**Provided records**

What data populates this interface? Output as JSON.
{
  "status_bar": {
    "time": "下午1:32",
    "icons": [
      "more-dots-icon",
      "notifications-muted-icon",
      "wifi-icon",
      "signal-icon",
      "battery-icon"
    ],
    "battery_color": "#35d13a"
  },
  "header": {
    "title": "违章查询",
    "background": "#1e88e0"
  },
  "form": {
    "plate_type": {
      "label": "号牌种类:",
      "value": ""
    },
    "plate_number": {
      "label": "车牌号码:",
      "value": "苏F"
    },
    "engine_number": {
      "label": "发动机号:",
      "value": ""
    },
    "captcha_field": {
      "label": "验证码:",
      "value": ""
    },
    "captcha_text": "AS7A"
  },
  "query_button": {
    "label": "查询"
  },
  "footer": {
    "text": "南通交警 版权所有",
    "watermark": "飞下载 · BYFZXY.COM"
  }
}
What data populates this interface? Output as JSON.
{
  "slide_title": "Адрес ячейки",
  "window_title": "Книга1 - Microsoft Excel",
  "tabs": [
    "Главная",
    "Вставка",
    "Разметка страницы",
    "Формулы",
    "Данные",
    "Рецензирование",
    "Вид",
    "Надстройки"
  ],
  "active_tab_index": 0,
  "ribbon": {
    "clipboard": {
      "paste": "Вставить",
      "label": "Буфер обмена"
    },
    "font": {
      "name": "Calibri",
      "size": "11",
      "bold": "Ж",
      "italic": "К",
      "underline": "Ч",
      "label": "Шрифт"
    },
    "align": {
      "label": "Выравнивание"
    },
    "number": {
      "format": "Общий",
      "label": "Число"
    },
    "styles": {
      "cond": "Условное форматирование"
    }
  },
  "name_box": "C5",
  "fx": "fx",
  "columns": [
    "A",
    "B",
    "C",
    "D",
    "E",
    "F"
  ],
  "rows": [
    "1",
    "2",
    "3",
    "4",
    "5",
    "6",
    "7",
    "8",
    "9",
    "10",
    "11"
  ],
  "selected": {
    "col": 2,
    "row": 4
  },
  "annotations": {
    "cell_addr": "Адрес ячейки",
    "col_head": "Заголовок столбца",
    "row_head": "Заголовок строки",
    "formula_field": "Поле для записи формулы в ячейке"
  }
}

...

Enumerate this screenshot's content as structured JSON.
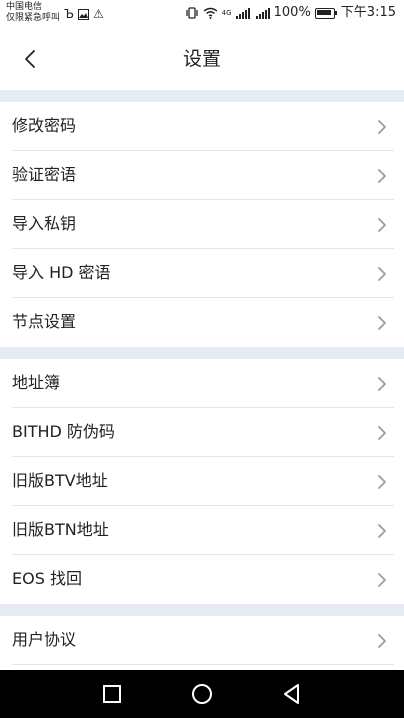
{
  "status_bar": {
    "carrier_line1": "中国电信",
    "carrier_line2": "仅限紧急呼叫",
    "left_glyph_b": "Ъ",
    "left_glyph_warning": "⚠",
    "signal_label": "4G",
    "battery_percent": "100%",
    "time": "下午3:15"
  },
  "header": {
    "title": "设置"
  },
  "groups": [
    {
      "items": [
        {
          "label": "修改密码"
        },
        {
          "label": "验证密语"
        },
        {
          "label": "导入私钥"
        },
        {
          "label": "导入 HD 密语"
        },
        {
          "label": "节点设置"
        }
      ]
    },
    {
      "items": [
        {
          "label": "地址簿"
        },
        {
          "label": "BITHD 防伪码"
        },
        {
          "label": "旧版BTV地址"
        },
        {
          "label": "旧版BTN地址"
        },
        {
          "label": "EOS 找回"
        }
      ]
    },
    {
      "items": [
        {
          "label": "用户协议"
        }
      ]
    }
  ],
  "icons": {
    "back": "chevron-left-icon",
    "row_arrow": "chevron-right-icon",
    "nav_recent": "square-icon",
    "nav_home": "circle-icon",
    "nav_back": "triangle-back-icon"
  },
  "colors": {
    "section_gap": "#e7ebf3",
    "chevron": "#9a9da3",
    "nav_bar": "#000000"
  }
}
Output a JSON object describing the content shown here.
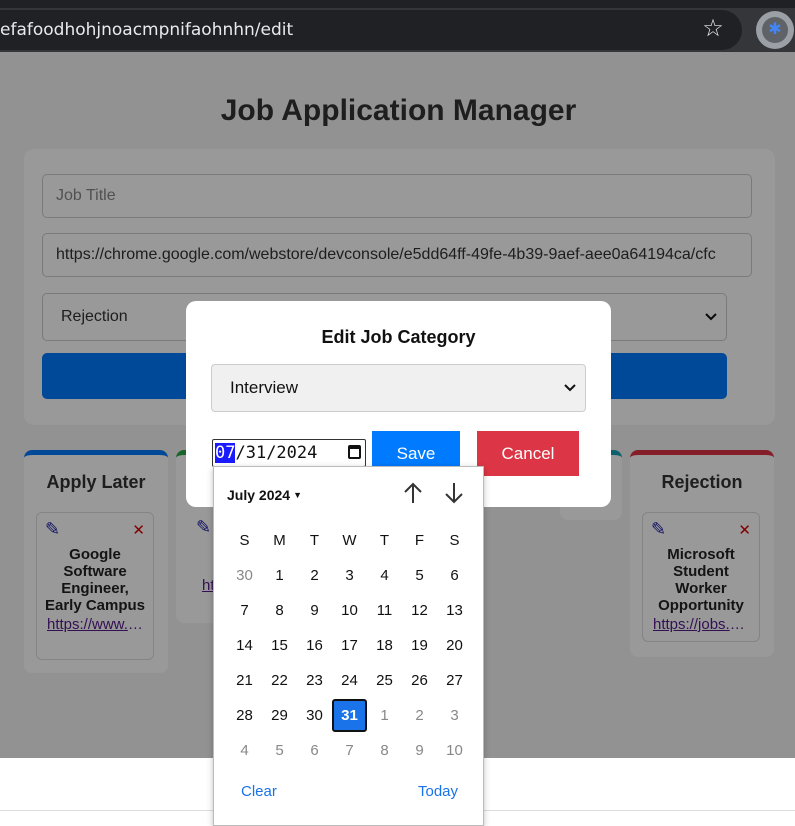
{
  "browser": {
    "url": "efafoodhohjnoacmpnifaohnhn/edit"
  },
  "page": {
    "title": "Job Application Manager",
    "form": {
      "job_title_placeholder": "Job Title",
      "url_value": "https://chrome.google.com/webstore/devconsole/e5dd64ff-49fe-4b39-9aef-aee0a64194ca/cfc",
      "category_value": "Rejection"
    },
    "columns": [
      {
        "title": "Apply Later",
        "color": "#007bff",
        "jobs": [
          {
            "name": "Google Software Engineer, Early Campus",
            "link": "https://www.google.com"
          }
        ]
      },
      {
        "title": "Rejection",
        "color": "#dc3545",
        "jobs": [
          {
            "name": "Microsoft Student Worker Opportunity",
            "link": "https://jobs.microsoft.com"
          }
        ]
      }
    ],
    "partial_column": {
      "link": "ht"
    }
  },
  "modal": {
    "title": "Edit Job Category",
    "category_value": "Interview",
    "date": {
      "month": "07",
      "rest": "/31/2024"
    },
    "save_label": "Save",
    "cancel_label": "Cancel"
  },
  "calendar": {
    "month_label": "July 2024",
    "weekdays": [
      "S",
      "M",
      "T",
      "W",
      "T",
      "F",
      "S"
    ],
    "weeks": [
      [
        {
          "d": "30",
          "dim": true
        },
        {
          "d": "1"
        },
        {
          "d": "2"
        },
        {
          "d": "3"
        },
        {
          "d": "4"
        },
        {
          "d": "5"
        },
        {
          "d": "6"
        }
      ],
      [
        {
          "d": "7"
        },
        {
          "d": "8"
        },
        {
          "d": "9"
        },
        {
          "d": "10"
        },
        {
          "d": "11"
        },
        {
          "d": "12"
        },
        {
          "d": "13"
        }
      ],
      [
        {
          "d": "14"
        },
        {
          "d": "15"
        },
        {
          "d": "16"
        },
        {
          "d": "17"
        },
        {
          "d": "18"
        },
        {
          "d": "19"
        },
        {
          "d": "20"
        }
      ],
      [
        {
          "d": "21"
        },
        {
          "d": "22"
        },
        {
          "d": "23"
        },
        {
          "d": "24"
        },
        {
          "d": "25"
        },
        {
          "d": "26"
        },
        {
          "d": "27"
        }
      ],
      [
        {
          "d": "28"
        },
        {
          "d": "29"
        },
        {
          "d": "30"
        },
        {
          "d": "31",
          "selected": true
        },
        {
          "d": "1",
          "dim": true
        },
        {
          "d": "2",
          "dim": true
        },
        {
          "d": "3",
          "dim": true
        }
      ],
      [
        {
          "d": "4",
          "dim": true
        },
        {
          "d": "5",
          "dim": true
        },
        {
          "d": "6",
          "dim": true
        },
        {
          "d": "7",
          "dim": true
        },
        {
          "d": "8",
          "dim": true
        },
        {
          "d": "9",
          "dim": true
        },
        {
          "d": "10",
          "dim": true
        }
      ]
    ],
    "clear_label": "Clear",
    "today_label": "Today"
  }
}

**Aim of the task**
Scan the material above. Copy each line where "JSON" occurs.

**Solution for this exercise**
What data populates this interface? Output as JSON.
What data populates this interface? Output as JSON.
Enumerate this screenshot's content as structured JSON.
Output a JSON object describing the content shown here.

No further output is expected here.